The RRC said: “Glenn is an advocate, and knowledgeable practitioner of river restoration in his spare time. He is a member of the historical Lark Angling Preservation Society and has carried out restoration on the Lark. He also works with the Wild Trout Trust nationwide. Glenn is a key partner in the River Lark Catchment Partnership where he works with multiple organisations to deliver restoration, including the Dig&Dump project, and enhancing chalk streams using a range of techniques. As well as this, he has attended lots of events to engage with the public to teach, influence and engage people in river restoration. Glenn helps out with organising people, materials and evidence in order to deliver projects, and helps with applications for Flood Risk Activity Permits.”
Our in-river trained team of volunteers and Bell Meadows residents went to work on their stretch of the river in December (pictured) and residents in Fornham worked on the river opposite the golf club in February. Rob Mungoven from the Wild Trout Trust, Rob Clapham of the Environment Agency and RLCP’s volunteer restoration co-ordinator Glenn Smithson led work in the river to restore the flow and gravel beds to allow the trout and other fish to live there. The work will also help to move silt downstream as the woody material strategically placed, narrows the channel and helps the water run faster.
Research has found that the number of insects in the UK has decreased by 70% over the last 20 years and indeed another more recent report has found that this is also a trend in some other Western European countries.
The causes are complex, but one thing that is clear is that the diversity of wildflower species has reduced significantly in the same period because traditional meadows have been enriched for grassland, ploughed over or been poorly managed.
We are starting to address this in our meadows and recently planted 56 different species of wildflower in parts of No Man’s Meadow as well as in turf we laid in the Abbey Gardens on the river bank.
Volunteers met at the Crankles armed with trowels and turfing tools. We took out small areas of turf to reveal bare earth and then planted mostly one species of wildflower per station. These stations will be looked after over the winter and into the spring paying attention to watering, as our autumn has been very dry so far.
We are hoping to help address the issues that arose after the cricket bat willows were taken out in the Crankles. When the ground was disturbed by taking out the trees, naturally the nettles took off, being exposed to the light after years in the shade. There are a number ways of reducing nettle dominance, but they do take patience and persistence over a number of years and we are planning to work with the Council who manage the land, to work out a solution.
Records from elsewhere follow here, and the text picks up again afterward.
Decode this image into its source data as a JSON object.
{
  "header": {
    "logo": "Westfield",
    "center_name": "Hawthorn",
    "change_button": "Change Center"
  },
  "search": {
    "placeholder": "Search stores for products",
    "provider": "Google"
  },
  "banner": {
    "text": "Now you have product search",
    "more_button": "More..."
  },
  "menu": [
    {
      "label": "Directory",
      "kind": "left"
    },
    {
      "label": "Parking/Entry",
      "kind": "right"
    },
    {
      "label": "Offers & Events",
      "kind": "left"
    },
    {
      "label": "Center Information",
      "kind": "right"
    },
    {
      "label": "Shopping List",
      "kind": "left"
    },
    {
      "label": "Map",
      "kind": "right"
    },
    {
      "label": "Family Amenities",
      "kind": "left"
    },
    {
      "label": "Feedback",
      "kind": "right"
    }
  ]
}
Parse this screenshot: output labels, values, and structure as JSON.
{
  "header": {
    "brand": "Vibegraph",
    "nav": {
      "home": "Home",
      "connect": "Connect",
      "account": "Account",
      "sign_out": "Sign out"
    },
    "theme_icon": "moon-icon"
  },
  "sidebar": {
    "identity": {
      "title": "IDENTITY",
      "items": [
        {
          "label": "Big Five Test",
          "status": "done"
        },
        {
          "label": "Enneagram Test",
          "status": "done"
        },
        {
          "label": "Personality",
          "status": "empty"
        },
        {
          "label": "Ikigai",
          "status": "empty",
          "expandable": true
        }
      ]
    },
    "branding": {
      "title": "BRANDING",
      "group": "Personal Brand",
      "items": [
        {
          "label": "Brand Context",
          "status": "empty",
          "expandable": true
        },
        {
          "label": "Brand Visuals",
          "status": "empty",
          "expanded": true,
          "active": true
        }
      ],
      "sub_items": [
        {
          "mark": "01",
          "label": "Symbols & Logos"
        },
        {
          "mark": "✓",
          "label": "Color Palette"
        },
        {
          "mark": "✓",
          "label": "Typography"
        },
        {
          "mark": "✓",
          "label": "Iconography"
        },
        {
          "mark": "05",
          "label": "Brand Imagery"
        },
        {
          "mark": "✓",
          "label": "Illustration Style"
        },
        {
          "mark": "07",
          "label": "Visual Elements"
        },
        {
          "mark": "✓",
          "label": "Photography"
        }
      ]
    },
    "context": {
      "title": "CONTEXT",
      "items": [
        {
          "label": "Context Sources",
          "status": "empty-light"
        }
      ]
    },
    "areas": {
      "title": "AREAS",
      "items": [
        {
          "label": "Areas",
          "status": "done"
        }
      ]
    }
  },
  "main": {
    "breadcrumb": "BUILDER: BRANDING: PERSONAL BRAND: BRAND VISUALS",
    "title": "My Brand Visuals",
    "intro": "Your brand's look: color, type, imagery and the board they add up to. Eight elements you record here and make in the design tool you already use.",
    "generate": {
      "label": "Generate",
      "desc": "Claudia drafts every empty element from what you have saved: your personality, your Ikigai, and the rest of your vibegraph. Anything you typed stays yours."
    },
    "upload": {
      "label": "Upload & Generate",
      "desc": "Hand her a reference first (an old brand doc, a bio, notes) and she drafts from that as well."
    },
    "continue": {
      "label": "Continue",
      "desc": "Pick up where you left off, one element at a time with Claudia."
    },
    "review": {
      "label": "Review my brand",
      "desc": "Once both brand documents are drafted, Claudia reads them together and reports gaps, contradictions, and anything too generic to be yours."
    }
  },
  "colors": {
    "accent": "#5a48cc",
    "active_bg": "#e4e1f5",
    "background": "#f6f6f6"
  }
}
One of our members, Anne Gould, has kindly produced this video of the wildflower planting project.